Pennacook flag
Pennacook territory shown within the larger area occupied by the Western Abenaki

The Pennacook, also known by the names Penacook, and Pennacock, were a North American people of the Wabanaki Confederacy who primarily inhabited the Merrimack River valley of present-day New Hampshire and Massachusetts, as well as portions of southern Maine.[1] They are also sometimes called the Merrimack people.

An Algonquian-speaking tribe, they were more closely related to the Abenaki tribes to the west, north and east, such as the Penobscot and Piguaket or Pawtucket, than to other Algonquian tribes to the south, such as the Massachusett or Wampanoag. This relationship was both linguistic and cultural. But, during the time of early Anglo-European settlement, the Pennacook were a large confederacy, politically distinct and at odds with their northern Abenaki neighbors.
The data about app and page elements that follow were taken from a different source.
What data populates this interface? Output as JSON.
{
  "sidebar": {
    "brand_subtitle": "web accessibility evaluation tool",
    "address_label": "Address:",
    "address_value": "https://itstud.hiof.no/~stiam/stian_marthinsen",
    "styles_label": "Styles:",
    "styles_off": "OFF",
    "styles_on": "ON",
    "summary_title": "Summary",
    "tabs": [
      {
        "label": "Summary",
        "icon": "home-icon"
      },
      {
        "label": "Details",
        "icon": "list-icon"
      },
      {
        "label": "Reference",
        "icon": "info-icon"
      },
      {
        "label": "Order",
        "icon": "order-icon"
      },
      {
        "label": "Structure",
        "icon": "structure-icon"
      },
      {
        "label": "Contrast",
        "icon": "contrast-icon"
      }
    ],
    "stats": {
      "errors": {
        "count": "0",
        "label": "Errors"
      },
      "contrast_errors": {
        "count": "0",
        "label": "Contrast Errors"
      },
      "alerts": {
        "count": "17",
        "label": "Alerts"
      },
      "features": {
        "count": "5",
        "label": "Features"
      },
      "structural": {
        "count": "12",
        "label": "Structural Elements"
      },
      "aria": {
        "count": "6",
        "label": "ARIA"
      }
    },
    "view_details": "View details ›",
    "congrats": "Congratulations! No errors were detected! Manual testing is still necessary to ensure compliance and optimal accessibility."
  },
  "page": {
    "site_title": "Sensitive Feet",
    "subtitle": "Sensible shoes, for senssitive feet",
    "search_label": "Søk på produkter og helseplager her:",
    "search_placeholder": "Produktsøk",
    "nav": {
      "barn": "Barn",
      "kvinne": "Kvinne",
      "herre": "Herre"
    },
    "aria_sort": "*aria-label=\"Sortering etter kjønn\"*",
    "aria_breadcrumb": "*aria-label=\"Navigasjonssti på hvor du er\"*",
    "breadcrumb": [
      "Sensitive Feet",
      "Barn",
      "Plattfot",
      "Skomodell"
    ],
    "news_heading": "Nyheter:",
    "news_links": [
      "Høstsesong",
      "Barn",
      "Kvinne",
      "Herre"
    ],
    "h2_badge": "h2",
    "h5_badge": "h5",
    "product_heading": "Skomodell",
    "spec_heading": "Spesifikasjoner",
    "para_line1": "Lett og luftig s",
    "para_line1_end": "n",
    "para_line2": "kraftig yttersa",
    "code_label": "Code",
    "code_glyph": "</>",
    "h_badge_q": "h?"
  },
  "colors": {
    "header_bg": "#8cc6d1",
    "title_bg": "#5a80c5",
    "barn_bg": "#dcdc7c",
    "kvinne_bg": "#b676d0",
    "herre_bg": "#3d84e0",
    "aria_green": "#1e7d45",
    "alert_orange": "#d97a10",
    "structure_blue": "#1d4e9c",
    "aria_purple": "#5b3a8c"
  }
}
One of the first tribes to encounter European colonists, the Pennacook were decimated by infectious diseases unwittingly carried by the newcomers. Suffering high mortality, they were in a weakened state and subject to raids by Mohawk of the Iroquois Confederacy from the west, and Micmac tribes from the north, who also took a toll of lives. Chief Passaconaway had a military advantage over the New England colonists, but he decided to make peace with them rather than lose more of his people's lives through warfare. They were caught up in King Philip's War, however, and lost more members. Although Wonalancet, the chief who succeeded Passaconaway, tried to maintain neutrality in the war, bands in western Massachusetts did not.

The Pennacook fled north with their former enemies, or west with other tribes, where the English colonists hunted them down and killed them. Those that survived, joined other scattered tribespeople at Schaghticoke, present-day New York. Those who fled northward eventually merged with other displaced New England tribes and Abenaki. Although no longer a distinct tribe, many bands of Abenaki (called Abenaqui or Oubenaqui by the French) in New Hampshire, Vermont and Canada, are descended from such Pennacook ancestors.

The Pennacook women cultivated varieties of maize, corn, and squash along fertile river beds, processing them for food and seeds for the next seasons. The men hunted in the wooded, less fertile areas.

The name Pennacook roughly translates (based on Abenaki cognates) as "at the bottom of the hill."


William James Sidis hypothesized in his book The Tribes and the States (1935) that the Pennacook tribes greatly influenced the democratic ideals which European settlers instituted in New England. But English settlers already had a historical tradition to draw from.

The name "Pennacook" has been adopted by the Boy Scouts of America's Spirit of Adventure Council for their Order of Arrow lodge.[2]

See also[edit]


  1. ^ The Abenaki (Waban-Aki) People by Margaret Sypniewski, herbu Odrowaz
  2. ^ "Pennacook Lodge, Order of the Arrow – Spirit of Adventure Council". Retrieved 2016-01-12. 

External links[edit]


Maps showing the approximate locations of areas occupied by members of the Wabanaki Confederacy (from north to south):